Required action:
Your answer must be an exact copy of the records below, minus the pictures.

[Collected data]
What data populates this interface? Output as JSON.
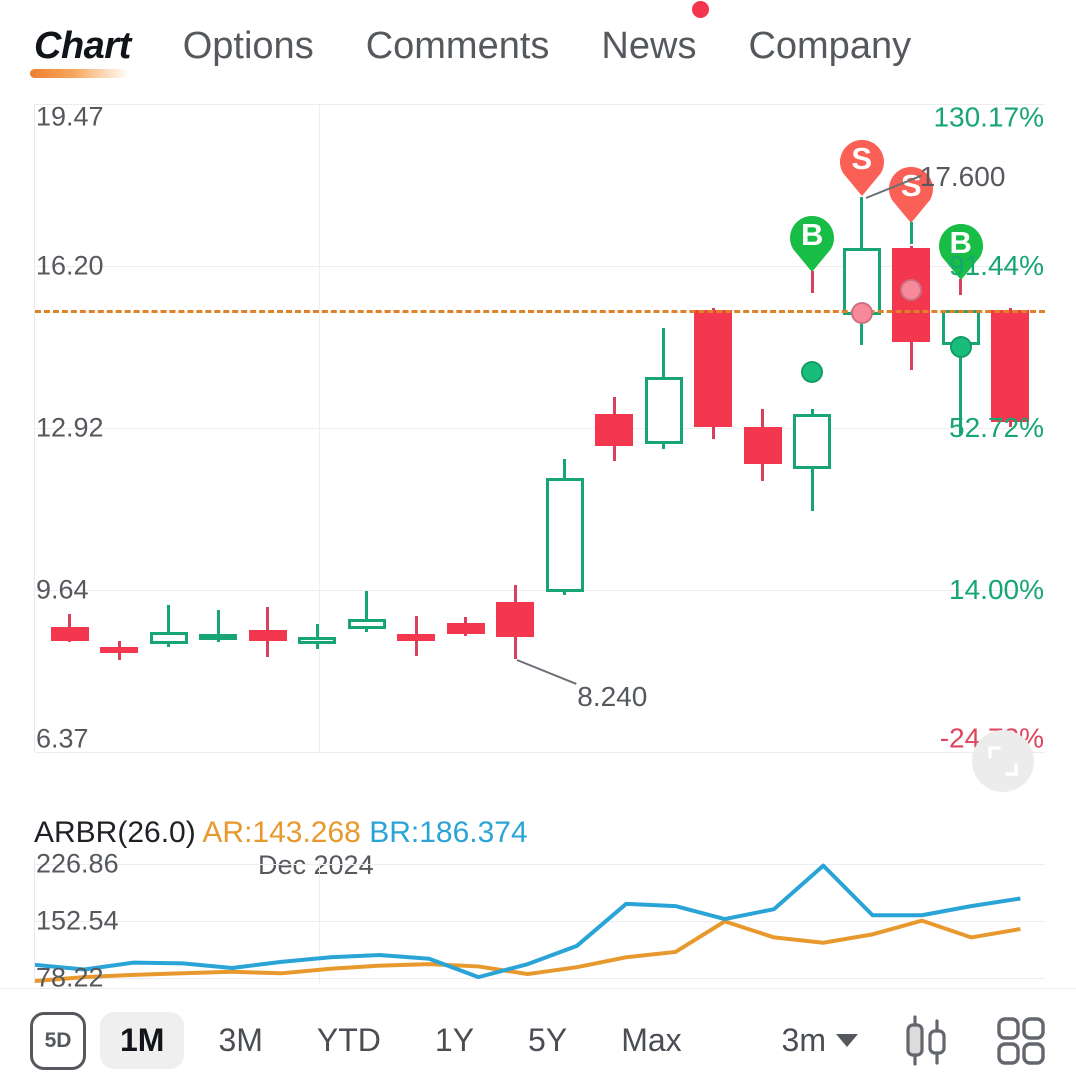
{
  "tabs": [
    {
      "label": "Chart",
      "active": true,
      "badge": false
    },
    {
      "label": "Options",
      "active": false,
      "badge": false
    },
    {
      "label": "Comments",
      "active": false,
      "badge": false
    },
    {
      "label": "News",
      "active": false,
      "badge": true
    },
    {
      "label": "Company",
      "active": false,
      "badge": false
    }
  ],
  "colors": {
    "up": "#17a673",
    "down": "#f2374f",
    "baseline": "#e08128",
    "positive_pct": "#17a673",
    "negative_pct": "#e0455f",
    "ar_line": "#e8992e",
    "br_line": "#2aa4d6",
    "buy_pin": "#18bd45",
    "sell_pin": "#fa6055",
    "active_tab_underline": "#ef7f2e",
    "news_badge": "#f5344f"
  },
  "chart_data": {
    "type": "candlestick",
    "title": "",
    "xlabel": "Dec 2024",
    "y_axis_left": {
      "ticks": [
        "19.47",
        "16.20",
        "12.92",
        "9.64",
        "6.37"
      ],
      "min": 6.37,
      "max": 19.47
    },
    "y_axis_right": {
      "ticks": [
        "130.17%",
        "91.44%",
        "52.72%",
        "14.00%",
        "-24.73%"
      ],
      "tick_colors": [
        "#17a673",
        "#17a673",
        "#17a673",
        "#17a673",
        "#e0455f"
      ],
      "min": -24.73,
      "max": 130.17
    },
    "baseline_dashed_value": 15.3,
    "annotations": [
      {
        "label": "17.600",
        "type": "high-callout"
      },
      {
        "label": "8.240",
        "type": "low-callout"
      }
    ],
    "trade_markers": [
      {
        "type": "S",
        "index": 18,
        "label": "S"
      },
      {
        "type": "S",
        "index": 19,
        "label": "S"
      },
      {
        "type": "B",
        "index": 14,
        "label": "B"
      },
      {
        "type": "B",
        "index": 20,
        "label": "B"
      }
    ],
    "candles": [
      {
        "o": 8.9,
        "h": 9.15,
        "l": 8.6,
        "c": 8.62
      },
      {
        "o": 8.5,
        "h": 8.62,
        "l": 8.22,
        "c": 8.4
      },
      {
        "o": 8.55,
        "h": 9.35,
        "l": 8.5,
        "c": 8.8
      },
      {
        "o": 8.64,
        "h": 9.25,
        "l": 8.6,
        "c": 8.76
      },
      {
        "o": 8.84,
        "h": 9.3,
        "l": 8.3,
        "c": 8.62
      },
      {
        "o": 8.56,
        "h": 8.95,
        "l": 8.45,
        "c": 8.7
      },
      {
        "o": 8.85,
        "h": 9.62,
        "l": 8.8,
        "c": 9.05
      },
      {
        "o": 8.76,
        "h": 9.12,
        "l": 8.32,
        "c": 8.62
      },
      {
        "o": 8.98,
        "h": 9.1,
        "l": 8.72,
        "c": 8.76
      },
      {
        "o": 9.4,
        "h": 9.75,
        "l": 8.24,
        "c": 8.7
      },
      {
        "o": 9.6,
        "h": 12.3,
        "l": 9.55,
        "c": 11.9
      },
      {
        "o": 13.2,
        "h": 13.55,
        "l": 12.25,
        "c": 12.55
      },
      {
        "o": 12.6,
        "h": 14.95,
        "l": 12.5,
        "c": 13.95
      },
      {
        "o": 15.3,
        "h": 15.35,
        "l": 12.7,
        "c": 12.95
      },
      {
        "o": 12.95,
        "h": 13.3,
        "l": 11.85,
        "c": 12.2
      },
      {
        "o": 12.1,
        "h": 13.3,
        "l": 11.25,
        "c": 13.2
      },
      {
        "o": 15.2,
        "h": 17.6,
        "l": 14.6,
        "c": 16.55
      },
      {
        "o": 16.55,
        "h": 16.6,
        "l": 14.1,
        "c": 14.65
      },
      {
        "o": 14.6,
        "h": 15.3,
        "l": 12.8,
        "c": 15.3
      },
      {
        "o": 15.3,
        "h": 15.35,
        "l": 12.95,
        "c": 13.05
      }
    ]
  },
  "indicator": {
    "name": "ARBR(26.0)",
    "ar_label": "AR:143.268",
    "br_label": "BR:186.374",
    "y_ticks": [
      "226.86",
      "152.54",
      "78.22"
    ],
    "series": [
      {
        "name": "AR",
        "color": "#e8992e",
        "values": [
          74,
          79,
          82,
          84,
          86,
          84,
          90,
          94,
          96,
          93,
          83,
          92,
          105,
          112,
          152,
          131,
          124,
          135,
          153,
          131,
          142
        ]
      },
      {
        "name": "BR",
        "color": "#2aa4d6",
        "values": [
          95,
          89,
          98,
          97,
          91,
          99,
          105,
          108,
          103,
          79,
          96,
          120,
          175,
          172,
          155,
          168,
          225,
          160,
          160,
          172,
          182
        ]
      }
    ],
    "ylim": [
      70,
      235
    ]
  },
  "toolbar": {
    "ranges": [
      {
        "label": "5D",
        "active": false,
        "boxed": true
      },
      {
        "label": "1M",
        "active": true,
        "boxed": false
      },
      {
        "label": "3M",
        "active": false,
        "boxed": false
      },
      {
        "label": "YTD",
        "active": false,
        "boxed": false
      },
      {
        "label": "1Y",
        "active": false,
        "boxed": false
      },
      {
        "label": "5Y",
        "active": false,
        "boxed": false
      },
      {
        "label": "Max",
        "active": false,
        "boxed": false
      }
    ],
    "period_select": "3m",
    "chart_type_icon": "candlestick-icon",
    "more_icon": "grid-icon"
  },
  "fullscreen_button": "expand-icon"
}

Result:
What data populates this interface? Output as JSON.
{
  "tabs": [
    {
      "label": "Chart",
      "active": true,
      "badge": false
    },
    {
      "label": "Options",
      "active": false,
      "badge": false
    },
    {
      "label": "Comments",
      "active": false,
      "badge": false
    },
    {
      "label": "News",
      "active": false,
      "badge": true
    },
    {
      "label": "Company",
      "active": false,
      "badge": false
    }
  ],
  "colors": {
    "up": "#17a673",
    "down": "#f2374f",
    "baseline": "#e08128",
    "positive_pct": "#17a673",
    "negative_pct": "#e0455f",
    "ar_line": "#e8992e",
    "br_line": "#2aa4d6",
    "buy_pin": "#18bd45",
    "sell_pin": "#fa6055",
    "active_tab_underline": "#ef7f2e",
    "news_badge": "#f5344f"
  },
  "chart_data": {
    "type": "candlestick",
    "title": "",
    "xlabel": "Dec 2024",
    "y_axis_left": {
      "ticks": [
        "19.47",
        "16.20",
        "12.92",
        "9.64",
        "6.37"
      ],
      "min": 6.37,
      "max": 19.47
    },
    "y_axis_right": {
      "ticks": [
        "130.17%",
        "91.44%",
        "52.72%",
        "14.00%",
        "-24.73%"
      ],
      "tick_colors": [
        "#17a673",
        "#17a673",
        "#17a673",
        "#17a673",
        "#e0455f"
      ],
      "min": -24.73,
      "max": 130.17
    },
    "baseline_dashed_value": 15.3,
    "annotations": [
      {
        "label": "17.600",
        "type": "high-callout"
      },
      {
        "label": "8.240",
        "type": "low-callout"
      }
    ],
    "trade_markers": [
      {
        "type": "S",
        "index": 18,
        "label": "S"
      },
      {
        "type": "S",
        "index": 19,
        "label": "S"
      },
      {
        "type": "B",
        "index": 14,
        "label": "B"
      },
      {
        "type": "B",
        "index": 20,
        "label": "B"
      }
    ],
    "candles": [
      {
        "o": 8.9,
        "h": 9.15,
        "l": 8.6,
        "c": 8.62
      },
      {
        "o": 8.5,
        "h": 8.62,
        "l": 8.22,
        "c": 8.4
      },
      {
        "o": 8.55,
        "h": 9.35,
        "l": 8.5,
        "c": 8.8
      },
      {
        "o": 8.64,
        "h": 9.25,
        "l": 8.6,
        "c": 8.76
      },
      {
        "o": 8.84,
        "h": 9.3,
        "l": 8.3,
        "c": 8.62
      },
      {
        "o": 8.56,
        "h": 8.95,
        "l": 8.45,
        "c": 8.7
      },
      {
        "o": 8.85,
        "h": 9.62,
        "l": 8.8,
        "c": 9.05
      },
      {
        "o": 8.76,
        "h": 9.12,
        "l": 8.32,
        "c": 8.62
      },
      {
        "o": 8.98,
        "h": 9.1,
        "l": 8.72,
        "c": 8.76
      },
      {
        "o": 9.4,
        "h": 9.75,
        "l": 8.24,
        "c": 8.7
      },
      {
        "o": 9.6,
        "h": 12.3,
        "l": 9.55,
        "c": 11.9
      },
      {
        "o": 13.2,
        "h": 13.55,
        "l": 12.25,
        "c": 12.55
      },
      {
        "o": 12.6,
        "h": 14.95,
        "l": 12.5,
        "c": 13.95
      },
      {
        "o": 15.3,
        "h": 15.35,
        "l": 12.7,
        "c": 12.95
      },
      {
        "o": 12.95,
        "h": 13.3,
        "l": 11.85,
        "c": 12.2
      },
      {
        "o": 12.1,
        "h": 13.3,
        "l": 11.25,
        "c": 13.2
      },
      {
        "o": 15.2,
        "h": 17.6,
        "l": 14.6,
        "c": 16.55
      },
      {
        "o": 16.55,
        "h": 16.6,
        "l": 14.1,
        "c": 14.65
      },
      {
        "o": 14.6,
        "h": 15.3,
        "l": 12.8,
        "c": 15.3
      },
      {
        "o": 15.3,
        "h": 15.35,
        "l": 12.95,
        "c": 13.05
      }
    ]
  },
  "indicator": {
    "name": "ARBR(26.0)",
    "ar_label": "AR:143.268",
    "br_label": "BR:186.374",
    "y_ticks": [
      "226.86",
      "152.54",
      "78.22"
    ],
    "series": [
      {
        "name": "AR",
        "color": "#e8992e",
        "values": [
          74,
          79,
          82,
          84,
          86,
          84,
          90,
          94,
          96,
          93,
          83,
          92,
          105,
          112,
          152,
          131,
          124,
          135,
          153,
          131,
          142
        ]
      },
      {
        "name": "BR",
        "color": "#2aa4d6",
        "values": [
          95,
          89,
          98,
          97,
          91,
          99,
          105,
          108,
          103,
          79,
          96,
          120,
          175,
          172,
          155,
          168,
          225,
          160,
          160,
          172,
          182
        ]
      }
    ],
    "ylim": [
      70,
      235
    ]
  },
  "toolbar": {
    "ranges": [
      {
        "label": "5D",
        "active": false,
        "boxed": true
      },
      {
        "label": "1M",
        "active": true,
        "boxed": false
      },
      {
        "label": "3M",
        "active": false,
        "boxed": false
      },
      {
        "label": "YTD",
        "active": false,
        "boxed": false
      },
      {
        "label": "1Y",
        "active": false,
        "boxed": false
      },
      {
        "label": "5Y",
        "active": false,
        "boxed": false
      },
      {
        "label": "Max",
        "active": false,
        "boxed": false
      }
    ],
    "period_select": "3m",
    "chart_type_icon": "candlestick-icon",
    "more_icon": "grid-icon"
  },
  "fullscreen_button": "expand-icon"
}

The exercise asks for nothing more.